══ Provided information

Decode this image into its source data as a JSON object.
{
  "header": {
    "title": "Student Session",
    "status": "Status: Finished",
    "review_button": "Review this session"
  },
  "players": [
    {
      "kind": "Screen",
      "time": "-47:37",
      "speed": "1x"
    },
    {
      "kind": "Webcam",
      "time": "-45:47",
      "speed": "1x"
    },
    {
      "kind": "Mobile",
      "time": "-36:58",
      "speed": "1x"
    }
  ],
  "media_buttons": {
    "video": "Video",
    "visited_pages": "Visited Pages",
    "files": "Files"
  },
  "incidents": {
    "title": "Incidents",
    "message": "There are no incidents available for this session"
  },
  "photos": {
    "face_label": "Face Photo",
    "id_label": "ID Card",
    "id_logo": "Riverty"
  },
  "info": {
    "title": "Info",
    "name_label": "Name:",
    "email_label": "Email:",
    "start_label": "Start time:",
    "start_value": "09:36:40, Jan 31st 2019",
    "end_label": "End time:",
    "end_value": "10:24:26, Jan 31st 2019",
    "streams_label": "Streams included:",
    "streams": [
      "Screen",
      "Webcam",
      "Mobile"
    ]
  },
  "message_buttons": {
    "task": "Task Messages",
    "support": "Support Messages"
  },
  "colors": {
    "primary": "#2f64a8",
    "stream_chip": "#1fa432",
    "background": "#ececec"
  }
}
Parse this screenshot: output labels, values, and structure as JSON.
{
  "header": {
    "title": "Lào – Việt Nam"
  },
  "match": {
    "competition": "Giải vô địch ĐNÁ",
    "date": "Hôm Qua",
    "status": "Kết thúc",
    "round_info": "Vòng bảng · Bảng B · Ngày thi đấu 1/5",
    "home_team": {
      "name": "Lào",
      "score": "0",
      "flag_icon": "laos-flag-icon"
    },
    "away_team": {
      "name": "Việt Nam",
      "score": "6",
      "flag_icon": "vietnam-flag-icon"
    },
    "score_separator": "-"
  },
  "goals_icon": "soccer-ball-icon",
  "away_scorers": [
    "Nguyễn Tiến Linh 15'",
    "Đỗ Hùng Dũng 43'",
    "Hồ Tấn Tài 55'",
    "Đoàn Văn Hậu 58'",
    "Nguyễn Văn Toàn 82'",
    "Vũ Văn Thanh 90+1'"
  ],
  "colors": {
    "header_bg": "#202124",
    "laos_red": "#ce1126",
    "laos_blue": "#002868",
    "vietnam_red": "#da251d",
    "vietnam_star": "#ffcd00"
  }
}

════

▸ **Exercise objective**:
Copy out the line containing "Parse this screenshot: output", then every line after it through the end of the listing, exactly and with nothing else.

▸ **Response to this exercise**:
Parse this screenshot: output labels, values, and structure as JSON.
{
  "header": {
    "title": "Lào – Việt Nam"
  },
  "match": {
    "competition": "Giải vô địch ĐNÁ",
    "date": "Hôm Qua",
    "status": "Kết thúc",
    "round_info": "Vòng bảng · Bảng B · Ngày thi đấu 1/5",
    "home_team": {
      "name": "Lào",
      "score": "0",
      "flag_icon": "laos-flag-icon"
    },
    "away_team": {
      "name": "Việt Nam",
      "score": "6",
      "flag_icon": "vietnam-flag-icon"
    },
    "score_separator": "-"
  },
  "goals_icon": "soccer-ball-icon",
  "away_scorers": [
    "Nguyễn Tiến Linh 15'",
    "Đỗ Hùng Dũng 43'",
    "Hồ Tấn Tài 55'",
    "Đoàn Văn Hậu 58'",
    "Nguyễn Văn Toàn 82'",
    "Vũ Văn Thanh 90+1'"
  ],
  "colors": {
    "header_bg": "#202124",
    "laos_red": "#ce1126",
    "laos_blue": "#002868",
    "vietnam_red": "#da251d",
    "vietnam_star": "#ffcd00"
  }
}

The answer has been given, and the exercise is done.